[[ Data supplied, beginning ]]

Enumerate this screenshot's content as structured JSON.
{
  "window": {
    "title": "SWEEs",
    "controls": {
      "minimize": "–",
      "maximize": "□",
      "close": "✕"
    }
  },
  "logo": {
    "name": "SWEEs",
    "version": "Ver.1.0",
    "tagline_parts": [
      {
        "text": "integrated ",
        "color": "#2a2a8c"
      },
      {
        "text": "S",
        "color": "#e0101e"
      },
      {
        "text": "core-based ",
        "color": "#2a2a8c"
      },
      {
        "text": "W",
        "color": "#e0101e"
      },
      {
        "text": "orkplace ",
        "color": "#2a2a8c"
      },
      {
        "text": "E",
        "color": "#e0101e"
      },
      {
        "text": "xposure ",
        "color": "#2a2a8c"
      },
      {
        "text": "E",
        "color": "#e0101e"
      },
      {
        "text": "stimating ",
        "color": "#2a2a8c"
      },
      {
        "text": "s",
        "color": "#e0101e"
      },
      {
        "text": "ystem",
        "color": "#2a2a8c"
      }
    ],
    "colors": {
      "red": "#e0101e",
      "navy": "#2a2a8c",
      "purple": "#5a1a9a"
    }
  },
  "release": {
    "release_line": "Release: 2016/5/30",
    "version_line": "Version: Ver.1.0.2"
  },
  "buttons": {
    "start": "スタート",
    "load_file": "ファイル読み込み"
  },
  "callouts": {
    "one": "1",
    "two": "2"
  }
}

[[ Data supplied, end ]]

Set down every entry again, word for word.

Enumerate this screenshot's content as structured JSON.
{
  "window": {
    "title": "SWEEs",
    "controls": {
      "minimize": "–",
      "maximize": "□",
      "close": "✕"
    }
  },
  "logo": {
    "name": "SWEEs",
    "version": "Ver.1.0",
    "tagline_parts": [
      {
        "text": "integrated ",
        "color": "#2a2a8c"
      },
      {
        "text": "S",
        "color": "#e0101e"
      },
      {
        "text": "core-based ",
        "color": "#2a2a8c"
      },
      {
        "text": "W",
        "color": "#e0101e"
      },
      {
        "text": "orkplace ",
        "color": "#2a2a8c"
      },
      {
        "text": "E",
        "color": "#e0101e"
      },
      {
        "text": "xposure ",
        "color": "#2a2a8c"
      },
      {
        "text": "E",
        "color": "#e0101e"
      },
      {
        "text": "stimating ",
        "color": "#2a2a8c"
      },
      {
        "text": "s",
        "color": "#e0101e"
      },
      {
        "text": "ystem",
        "color": "#2a2a8c"
      }
    ],
    "colors": {
      "red": "#e0101e",
      "navy": "#2a2a8c",
      "purple": "#5a1a9a"
    }
  },
  "release": {
    "release_line": "Release: 2016/5/30",
    "version_line": "Version: Ver.1.0.2"
  },
  "buttons": {
    "start": "スタート",
    "load_file": "ファイル読み込み"
  },
  "callouts": {
    "one": "1",
    "two": "2"
  }
}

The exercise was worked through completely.